Medieval Women at work in the fields Medieval Women Jobs Women were barred from holding political offices in medieval society. Ninety percent of the European population lived in the countryside or in small towns. Author Info Medieval Women The general attitude towards women in Medieval times, was that they were inferior to men.
Literacy increased, as did development in the arts, architecture and jurisprudence, as well as liturgical and scriptural studies. Women in the former category often created embroideries and textiles; those in the later category often produced illuminations.
She achieved high learning in Celtic monasticism and later founded the Whitby Abbey. With these societal changes, the status of the convent changed. Many women from poor families did not live past the age of forty. Marxist historian Chris Middleton indicated that this type of patriarchal control was assumed.
Smaller kingdoms in present-day Wales and Scotland were still under the control of the native Britons and Picts. So many women spent a great deal of their married life pregnant. There were perhaps as many as local kings in Ireland, of varying importance.
In many cases the Hindu girls were given in marriage before the age of nine or ten. Reaping, hay making and milking were often unpaid jobs, considered the duty of a women as they worked alongside their husbands.
Ideally, women were to fall under male control regardless of class. First, the Purdah system was abolished. In a male dominated society, no woman would openly complain about this disparity.
The proven abductor of a boy or girl domestic servant will be fined the value of the servant 25 or 35 solidi plus an additional amount for lost time of use. Like their independent rural workers, rural wage-labourers performed complementary tasks based on a gendered division of labour.
Marriage could be proclaimed in secret by the mutually consenting couple, or arranged between families as long as the man and woman were not forced and consented freely; but by the 12th century in western canon law, consent whether in mutual secrecy or in a public sphere between the couple was imperative.
Most European monasteries were of the type that focuses on community experience of the spiritual life, called cenobitismwhich was pioneered by Pachomius d. She will also have her property taken away from her and will be proclaimed an outlaw.The Middle Ages is the middle period of the three traditional divisions of Western history: classical antiquity, the medieval period, and the modern period.
The medieval period is itself subdivided into the Early, High, and Late Middle Ages. Interpretations of women's place in medieval society have to strike a balance between exceptional individuals, who by dint of their wealth, status and achievements are often relatively well documented, and the experience of ordinary women, whose lives tended to leave few traces on the historical record.
Medieval Women. Women in medieval times were largely limited to household chores. Some women engaged in outdoor jobs such as hay making or reaping but compared to standard wages for men, they were paid far less.
Occupations held by medieval women included shopkeepers, bakers, spinners, alewives (those that brewed ale), farmers, and silk weavers.
There were even some women writers. Being a spinner was the most common occupation. The Muslim period witnessed several indicators of low status of women, particularly the Hindu women. The child marriage became a rule to safeguard the chastity and honour of the girls.

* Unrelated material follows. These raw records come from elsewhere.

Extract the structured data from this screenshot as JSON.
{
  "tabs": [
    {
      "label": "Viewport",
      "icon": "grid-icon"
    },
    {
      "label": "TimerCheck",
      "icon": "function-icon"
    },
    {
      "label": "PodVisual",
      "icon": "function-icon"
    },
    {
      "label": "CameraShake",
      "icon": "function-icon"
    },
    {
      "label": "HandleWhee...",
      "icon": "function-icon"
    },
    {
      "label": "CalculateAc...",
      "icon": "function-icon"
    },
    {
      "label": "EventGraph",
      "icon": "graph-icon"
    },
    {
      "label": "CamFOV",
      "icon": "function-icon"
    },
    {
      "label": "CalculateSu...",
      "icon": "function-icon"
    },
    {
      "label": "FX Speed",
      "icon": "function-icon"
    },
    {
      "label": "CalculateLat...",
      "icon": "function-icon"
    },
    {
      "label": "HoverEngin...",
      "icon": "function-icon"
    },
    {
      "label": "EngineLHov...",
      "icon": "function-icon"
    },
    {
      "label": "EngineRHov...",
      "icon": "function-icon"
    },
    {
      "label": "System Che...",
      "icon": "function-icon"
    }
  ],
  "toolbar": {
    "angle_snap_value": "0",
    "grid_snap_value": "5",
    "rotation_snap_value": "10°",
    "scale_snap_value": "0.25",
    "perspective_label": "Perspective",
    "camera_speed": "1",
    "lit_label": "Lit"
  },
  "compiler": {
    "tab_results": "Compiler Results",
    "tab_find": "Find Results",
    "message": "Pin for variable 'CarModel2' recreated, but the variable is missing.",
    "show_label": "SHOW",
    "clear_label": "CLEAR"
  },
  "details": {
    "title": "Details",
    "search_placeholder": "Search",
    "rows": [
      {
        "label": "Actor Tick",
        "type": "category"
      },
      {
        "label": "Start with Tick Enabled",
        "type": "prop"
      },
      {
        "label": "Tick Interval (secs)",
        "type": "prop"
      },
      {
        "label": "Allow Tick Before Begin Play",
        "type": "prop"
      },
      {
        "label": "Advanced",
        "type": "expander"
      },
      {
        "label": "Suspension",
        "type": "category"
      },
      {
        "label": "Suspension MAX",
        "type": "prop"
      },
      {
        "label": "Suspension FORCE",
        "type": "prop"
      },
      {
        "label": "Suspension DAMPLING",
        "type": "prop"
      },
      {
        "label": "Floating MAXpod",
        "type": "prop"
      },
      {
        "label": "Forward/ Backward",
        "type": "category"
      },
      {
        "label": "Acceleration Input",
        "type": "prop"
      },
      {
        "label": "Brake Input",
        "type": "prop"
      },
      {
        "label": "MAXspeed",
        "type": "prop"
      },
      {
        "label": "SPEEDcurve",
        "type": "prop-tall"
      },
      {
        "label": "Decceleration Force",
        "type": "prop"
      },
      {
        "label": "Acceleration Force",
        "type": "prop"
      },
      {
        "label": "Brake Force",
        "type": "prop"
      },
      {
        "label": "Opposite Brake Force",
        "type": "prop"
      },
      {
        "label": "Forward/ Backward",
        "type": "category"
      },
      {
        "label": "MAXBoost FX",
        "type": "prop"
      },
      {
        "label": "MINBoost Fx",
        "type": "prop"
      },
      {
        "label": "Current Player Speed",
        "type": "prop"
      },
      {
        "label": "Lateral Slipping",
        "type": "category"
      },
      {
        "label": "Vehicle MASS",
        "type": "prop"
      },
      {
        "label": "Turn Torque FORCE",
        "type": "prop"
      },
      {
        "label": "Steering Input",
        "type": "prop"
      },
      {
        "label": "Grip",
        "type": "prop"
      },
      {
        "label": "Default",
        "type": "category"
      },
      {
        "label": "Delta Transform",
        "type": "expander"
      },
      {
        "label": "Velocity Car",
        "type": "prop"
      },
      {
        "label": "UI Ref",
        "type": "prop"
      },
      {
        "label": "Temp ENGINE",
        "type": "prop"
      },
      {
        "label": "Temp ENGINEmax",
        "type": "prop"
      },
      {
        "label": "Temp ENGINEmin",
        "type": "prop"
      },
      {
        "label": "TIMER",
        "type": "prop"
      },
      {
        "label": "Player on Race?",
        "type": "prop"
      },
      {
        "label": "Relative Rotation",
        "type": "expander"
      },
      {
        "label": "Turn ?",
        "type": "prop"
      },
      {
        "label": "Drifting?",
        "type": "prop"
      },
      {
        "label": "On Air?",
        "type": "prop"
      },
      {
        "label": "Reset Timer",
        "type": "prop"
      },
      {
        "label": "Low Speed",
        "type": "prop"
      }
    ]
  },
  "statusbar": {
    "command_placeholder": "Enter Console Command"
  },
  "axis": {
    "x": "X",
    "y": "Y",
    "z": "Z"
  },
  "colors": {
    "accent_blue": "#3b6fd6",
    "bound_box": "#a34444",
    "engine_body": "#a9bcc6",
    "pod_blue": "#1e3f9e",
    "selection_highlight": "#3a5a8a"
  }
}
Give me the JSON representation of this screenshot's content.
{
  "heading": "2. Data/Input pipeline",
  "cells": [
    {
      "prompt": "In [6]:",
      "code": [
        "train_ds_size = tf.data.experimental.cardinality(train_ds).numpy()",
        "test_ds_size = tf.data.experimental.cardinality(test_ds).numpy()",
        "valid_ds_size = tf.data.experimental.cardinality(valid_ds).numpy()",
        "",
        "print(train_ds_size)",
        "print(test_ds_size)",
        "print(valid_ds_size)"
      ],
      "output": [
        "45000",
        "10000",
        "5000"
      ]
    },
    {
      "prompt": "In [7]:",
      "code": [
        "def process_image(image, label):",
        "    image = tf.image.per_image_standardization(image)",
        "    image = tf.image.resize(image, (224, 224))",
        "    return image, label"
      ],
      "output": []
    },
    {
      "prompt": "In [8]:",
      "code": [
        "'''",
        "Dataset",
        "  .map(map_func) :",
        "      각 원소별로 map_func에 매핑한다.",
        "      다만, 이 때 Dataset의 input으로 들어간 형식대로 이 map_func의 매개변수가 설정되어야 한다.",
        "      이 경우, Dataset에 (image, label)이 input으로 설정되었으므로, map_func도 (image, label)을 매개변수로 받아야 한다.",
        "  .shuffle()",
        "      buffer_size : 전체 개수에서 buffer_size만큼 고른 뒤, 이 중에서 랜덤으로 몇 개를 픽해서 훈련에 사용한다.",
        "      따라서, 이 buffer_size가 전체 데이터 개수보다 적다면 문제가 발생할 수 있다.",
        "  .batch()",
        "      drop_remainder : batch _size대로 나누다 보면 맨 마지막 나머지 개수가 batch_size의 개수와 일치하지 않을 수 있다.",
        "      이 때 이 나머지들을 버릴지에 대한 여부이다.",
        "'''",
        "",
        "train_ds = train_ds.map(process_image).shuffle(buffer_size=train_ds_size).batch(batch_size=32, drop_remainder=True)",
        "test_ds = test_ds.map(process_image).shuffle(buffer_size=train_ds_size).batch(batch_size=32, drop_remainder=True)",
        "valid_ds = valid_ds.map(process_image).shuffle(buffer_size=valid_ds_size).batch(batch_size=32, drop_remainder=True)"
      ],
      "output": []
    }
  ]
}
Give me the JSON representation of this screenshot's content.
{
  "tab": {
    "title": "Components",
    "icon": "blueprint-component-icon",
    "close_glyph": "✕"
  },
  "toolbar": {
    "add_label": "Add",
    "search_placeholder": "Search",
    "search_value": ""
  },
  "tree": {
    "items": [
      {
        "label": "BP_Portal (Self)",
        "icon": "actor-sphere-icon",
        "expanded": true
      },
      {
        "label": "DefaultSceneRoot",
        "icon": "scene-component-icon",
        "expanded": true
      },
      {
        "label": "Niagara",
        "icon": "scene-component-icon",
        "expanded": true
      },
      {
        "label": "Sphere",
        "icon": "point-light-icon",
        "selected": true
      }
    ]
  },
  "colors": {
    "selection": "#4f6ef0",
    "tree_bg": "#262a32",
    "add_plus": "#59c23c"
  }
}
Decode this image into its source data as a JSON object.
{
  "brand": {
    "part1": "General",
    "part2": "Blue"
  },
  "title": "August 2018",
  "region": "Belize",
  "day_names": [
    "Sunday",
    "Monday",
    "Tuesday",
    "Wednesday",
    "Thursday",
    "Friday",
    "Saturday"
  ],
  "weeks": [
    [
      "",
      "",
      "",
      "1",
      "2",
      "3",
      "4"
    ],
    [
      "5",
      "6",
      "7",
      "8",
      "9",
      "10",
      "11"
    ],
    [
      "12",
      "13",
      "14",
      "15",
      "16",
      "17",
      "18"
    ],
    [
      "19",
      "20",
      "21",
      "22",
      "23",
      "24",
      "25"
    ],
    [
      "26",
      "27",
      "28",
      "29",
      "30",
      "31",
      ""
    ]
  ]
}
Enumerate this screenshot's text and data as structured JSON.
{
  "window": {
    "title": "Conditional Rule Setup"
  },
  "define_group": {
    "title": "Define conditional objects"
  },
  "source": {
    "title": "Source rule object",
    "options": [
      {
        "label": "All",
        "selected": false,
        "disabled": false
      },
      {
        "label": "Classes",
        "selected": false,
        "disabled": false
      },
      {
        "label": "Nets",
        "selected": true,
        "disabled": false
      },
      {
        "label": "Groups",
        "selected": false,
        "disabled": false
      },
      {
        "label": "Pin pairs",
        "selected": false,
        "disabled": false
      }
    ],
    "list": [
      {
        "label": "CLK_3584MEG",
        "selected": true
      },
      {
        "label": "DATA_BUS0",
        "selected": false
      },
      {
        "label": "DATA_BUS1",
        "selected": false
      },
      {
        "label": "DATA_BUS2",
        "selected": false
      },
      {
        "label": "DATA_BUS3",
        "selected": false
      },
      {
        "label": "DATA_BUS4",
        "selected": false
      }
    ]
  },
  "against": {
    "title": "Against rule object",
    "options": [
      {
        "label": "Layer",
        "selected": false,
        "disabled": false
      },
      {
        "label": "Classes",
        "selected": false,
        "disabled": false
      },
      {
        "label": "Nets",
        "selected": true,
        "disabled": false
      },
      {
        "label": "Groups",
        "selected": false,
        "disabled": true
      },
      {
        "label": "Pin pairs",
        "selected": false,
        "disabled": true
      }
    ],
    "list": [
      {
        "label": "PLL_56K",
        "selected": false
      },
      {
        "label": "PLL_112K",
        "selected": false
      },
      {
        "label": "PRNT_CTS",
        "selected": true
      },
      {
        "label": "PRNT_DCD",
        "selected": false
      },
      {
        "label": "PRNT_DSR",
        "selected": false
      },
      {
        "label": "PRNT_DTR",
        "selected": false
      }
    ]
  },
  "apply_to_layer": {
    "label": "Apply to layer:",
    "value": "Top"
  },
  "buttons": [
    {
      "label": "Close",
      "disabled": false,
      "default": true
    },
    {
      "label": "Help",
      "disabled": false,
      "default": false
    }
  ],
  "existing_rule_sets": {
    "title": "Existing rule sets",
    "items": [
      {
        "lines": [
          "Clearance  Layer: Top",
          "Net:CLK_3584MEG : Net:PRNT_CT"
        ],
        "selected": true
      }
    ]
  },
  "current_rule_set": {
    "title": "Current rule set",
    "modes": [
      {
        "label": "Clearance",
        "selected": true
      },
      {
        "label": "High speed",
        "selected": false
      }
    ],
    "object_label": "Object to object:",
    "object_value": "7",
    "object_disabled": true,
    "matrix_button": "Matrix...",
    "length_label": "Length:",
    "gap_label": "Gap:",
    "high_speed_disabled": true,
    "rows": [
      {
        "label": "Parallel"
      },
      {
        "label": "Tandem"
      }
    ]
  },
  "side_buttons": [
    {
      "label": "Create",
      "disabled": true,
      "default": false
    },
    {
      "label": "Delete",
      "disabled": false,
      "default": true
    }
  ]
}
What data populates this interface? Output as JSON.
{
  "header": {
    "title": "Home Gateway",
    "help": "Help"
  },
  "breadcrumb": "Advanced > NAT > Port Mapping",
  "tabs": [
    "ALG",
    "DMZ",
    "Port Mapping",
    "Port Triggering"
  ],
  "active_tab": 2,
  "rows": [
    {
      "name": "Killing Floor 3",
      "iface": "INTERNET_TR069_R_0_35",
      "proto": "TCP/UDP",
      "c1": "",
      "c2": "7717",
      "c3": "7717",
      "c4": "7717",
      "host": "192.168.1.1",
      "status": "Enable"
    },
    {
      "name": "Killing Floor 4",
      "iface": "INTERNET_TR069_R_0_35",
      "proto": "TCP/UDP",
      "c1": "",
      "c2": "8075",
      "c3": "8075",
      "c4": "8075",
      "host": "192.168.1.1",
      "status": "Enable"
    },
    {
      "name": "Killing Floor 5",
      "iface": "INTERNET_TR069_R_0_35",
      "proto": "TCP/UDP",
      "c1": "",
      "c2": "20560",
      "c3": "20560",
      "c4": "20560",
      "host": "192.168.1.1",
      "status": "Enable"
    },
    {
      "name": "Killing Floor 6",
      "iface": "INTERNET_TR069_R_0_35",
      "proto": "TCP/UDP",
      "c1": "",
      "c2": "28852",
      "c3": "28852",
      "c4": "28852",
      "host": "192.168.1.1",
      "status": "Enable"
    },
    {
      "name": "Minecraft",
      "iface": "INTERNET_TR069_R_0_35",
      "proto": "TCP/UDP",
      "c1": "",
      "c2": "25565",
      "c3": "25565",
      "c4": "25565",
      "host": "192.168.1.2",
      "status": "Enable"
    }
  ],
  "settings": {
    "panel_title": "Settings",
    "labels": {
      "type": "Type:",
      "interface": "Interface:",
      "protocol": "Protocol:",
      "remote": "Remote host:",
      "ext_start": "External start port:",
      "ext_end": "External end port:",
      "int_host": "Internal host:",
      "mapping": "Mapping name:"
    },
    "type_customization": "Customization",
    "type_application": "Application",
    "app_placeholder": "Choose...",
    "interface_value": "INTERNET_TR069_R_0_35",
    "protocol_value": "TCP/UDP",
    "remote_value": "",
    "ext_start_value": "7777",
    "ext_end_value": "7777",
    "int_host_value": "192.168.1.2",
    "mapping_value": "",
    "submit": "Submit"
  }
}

In many cases the Hindu girls were given. Medieval women invariably had a hard time in an era when many men lived harsh lives. A few women lived comfortable lives but Medieval society was completely dominated by men and women had to know ‘their place’ in such a society.Download